======== RECORDS PROVIDED

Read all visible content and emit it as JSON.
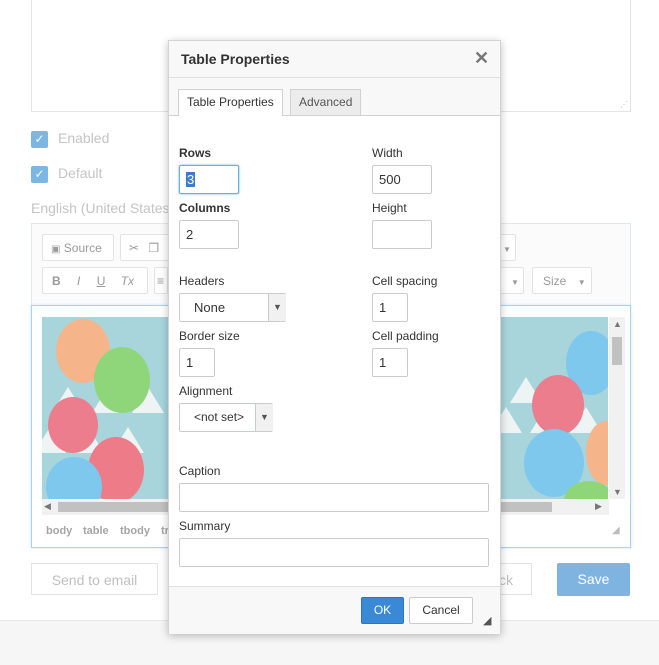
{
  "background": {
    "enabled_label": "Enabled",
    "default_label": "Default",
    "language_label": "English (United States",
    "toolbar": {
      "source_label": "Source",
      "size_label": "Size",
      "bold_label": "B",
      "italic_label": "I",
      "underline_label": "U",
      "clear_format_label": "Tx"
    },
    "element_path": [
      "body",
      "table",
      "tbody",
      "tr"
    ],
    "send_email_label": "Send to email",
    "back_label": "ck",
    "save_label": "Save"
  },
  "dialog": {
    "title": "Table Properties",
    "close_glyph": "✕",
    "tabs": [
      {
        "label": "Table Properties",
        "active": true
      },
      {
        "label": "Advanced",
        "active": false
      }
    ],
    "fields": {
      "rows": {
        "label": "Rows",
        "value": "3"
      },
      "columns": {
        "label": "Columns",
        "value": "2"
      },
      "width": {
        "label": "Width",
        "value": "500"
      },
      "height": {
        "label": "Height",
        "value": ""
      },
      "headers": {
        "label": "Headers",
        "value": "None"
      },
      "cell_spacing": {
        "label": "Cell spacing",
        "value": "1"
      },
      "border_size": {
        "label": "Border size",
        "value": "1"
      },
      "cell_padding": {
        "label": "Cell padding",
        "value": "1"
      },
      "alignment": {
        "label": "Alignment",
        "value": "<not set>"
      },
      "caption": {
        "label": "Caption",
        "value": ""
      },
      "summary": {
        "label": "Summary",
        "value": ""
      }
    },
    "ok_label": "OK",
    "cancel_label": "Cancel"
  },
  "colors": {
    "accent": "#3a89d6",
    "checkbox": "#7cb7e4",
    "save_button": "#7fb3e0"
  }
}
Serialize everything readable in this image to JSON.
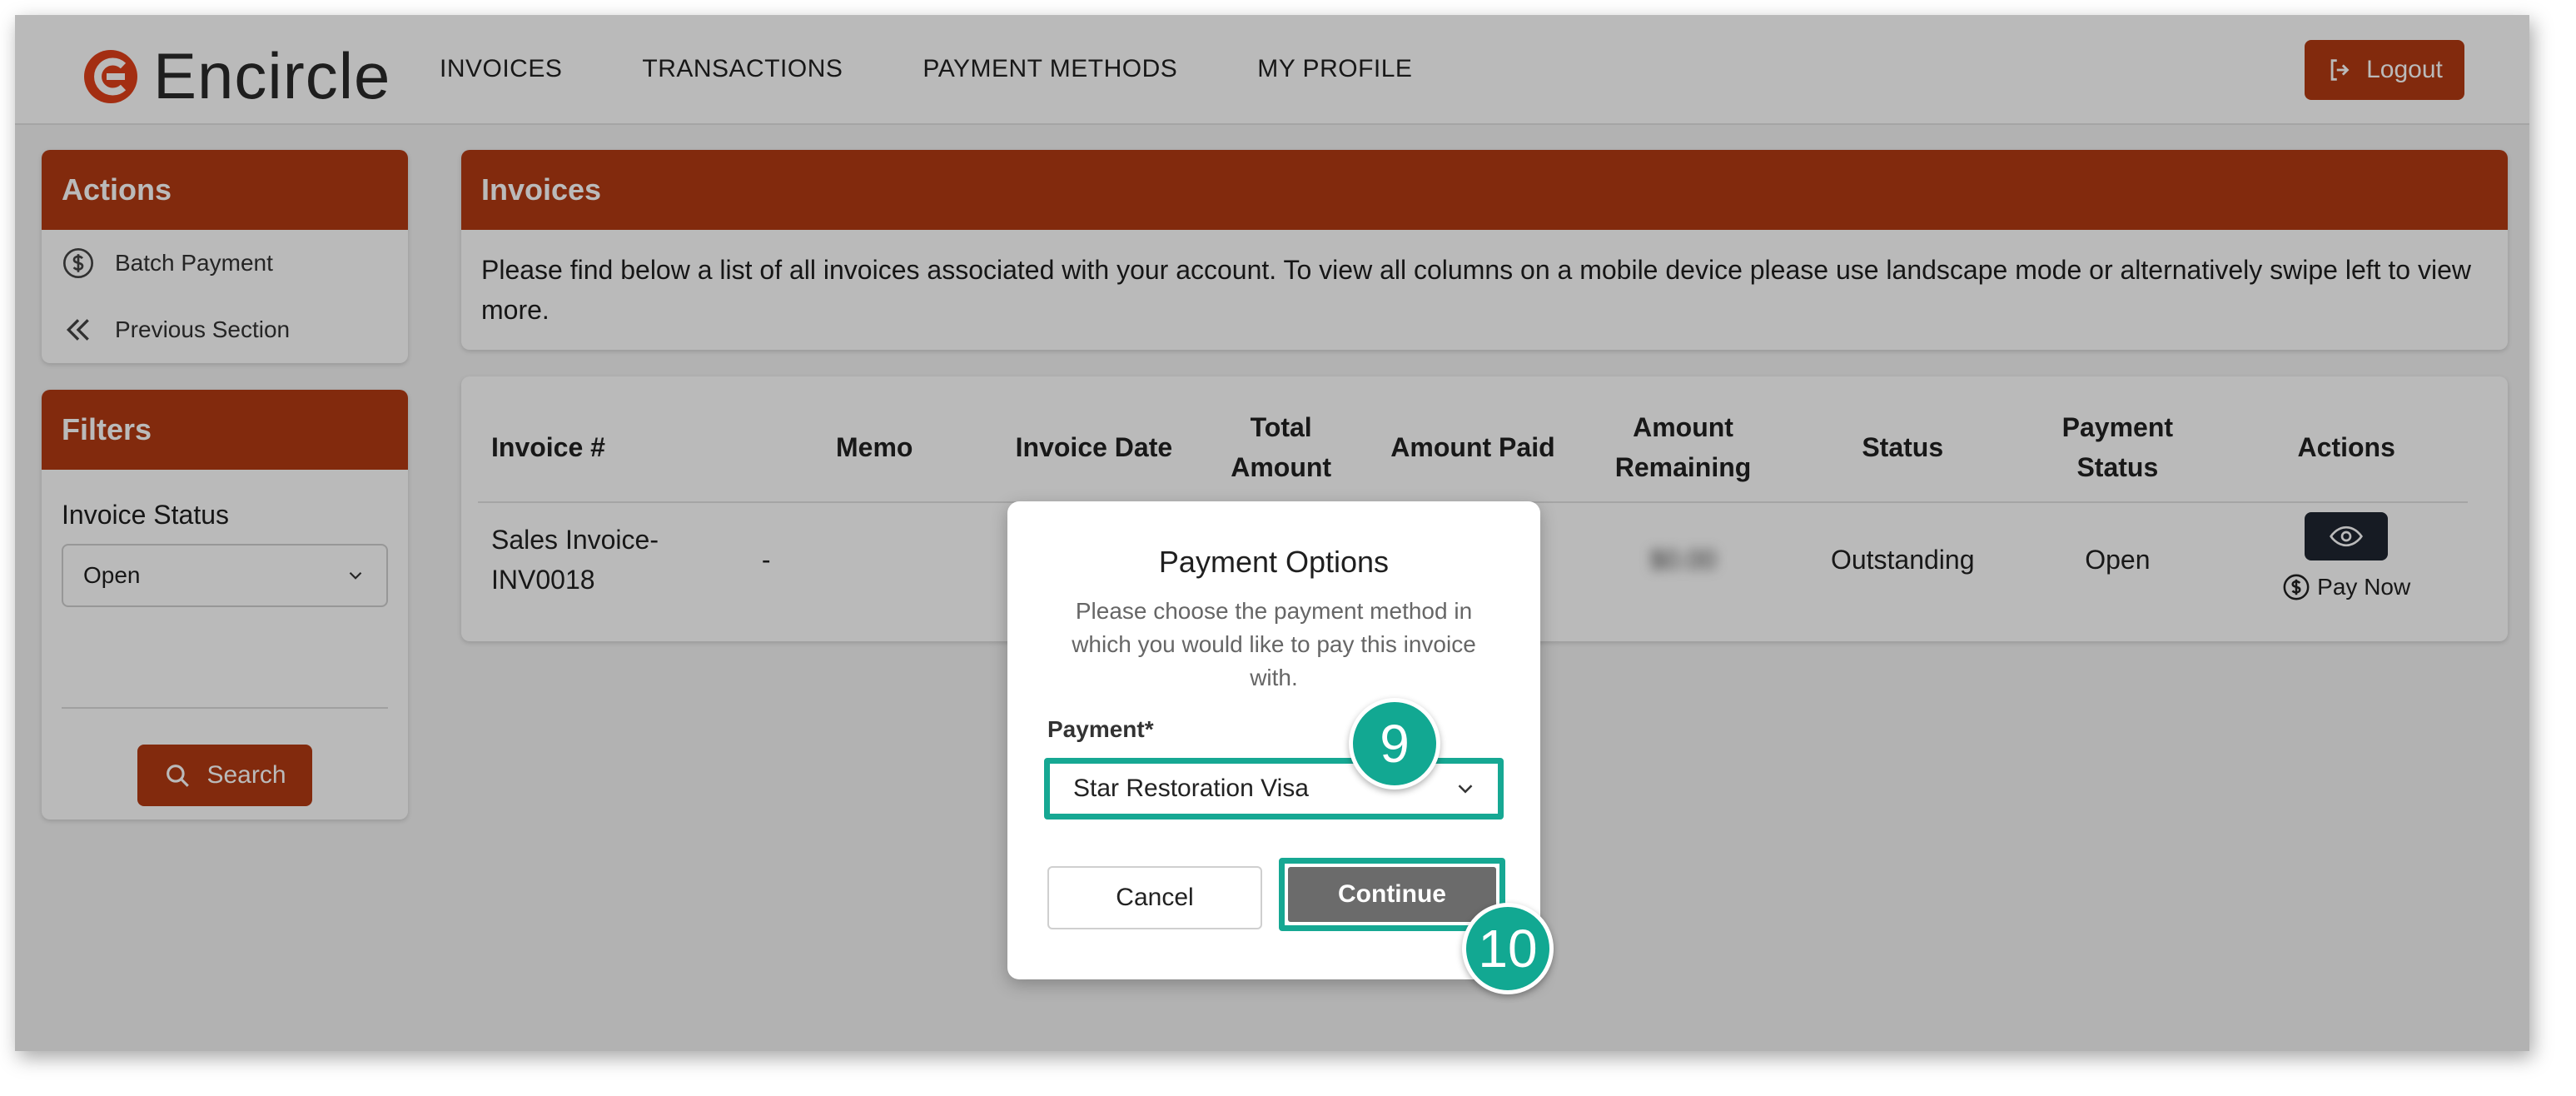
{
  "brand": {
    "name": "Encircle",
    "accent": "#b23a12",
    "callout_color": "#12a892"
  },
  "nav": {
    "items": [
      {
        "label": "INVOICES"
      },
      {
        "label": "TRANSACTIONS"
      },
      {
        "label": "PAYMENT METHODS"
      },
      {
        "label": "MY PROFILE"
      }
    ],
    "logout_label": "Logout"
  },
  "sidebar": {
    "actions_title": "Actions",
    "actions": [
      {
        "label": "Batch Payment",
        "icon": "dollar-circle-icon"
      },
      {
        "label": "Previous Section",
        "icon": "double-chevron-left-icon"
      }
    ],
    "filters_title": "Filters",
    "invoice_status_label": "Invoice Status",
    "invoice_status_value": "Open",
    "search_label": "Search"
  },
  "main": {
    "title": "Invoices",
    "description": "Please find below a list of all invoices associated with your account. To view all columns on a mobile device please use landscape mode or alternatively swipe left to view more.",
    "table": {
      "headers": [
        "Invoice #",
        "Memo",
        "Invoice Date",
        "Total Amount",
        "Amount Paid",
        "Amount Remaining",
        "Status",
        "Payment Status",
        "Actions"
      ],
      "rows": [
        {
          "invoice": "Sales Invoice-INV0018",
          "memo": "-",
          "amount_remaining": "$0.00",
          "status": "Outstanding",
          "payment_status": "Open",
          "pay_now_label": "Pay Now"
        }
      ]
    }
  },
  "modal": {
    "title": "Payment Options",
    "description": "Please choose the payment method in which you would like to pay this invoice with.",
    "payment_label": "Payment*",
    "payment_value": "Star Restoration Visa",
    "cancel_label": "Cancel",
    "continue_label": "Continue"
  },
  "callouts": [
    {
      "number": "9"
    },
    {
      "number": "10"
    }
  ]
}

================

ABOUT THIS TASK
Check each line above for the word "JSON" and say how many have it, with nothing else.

EXERCISE RESPONSE
2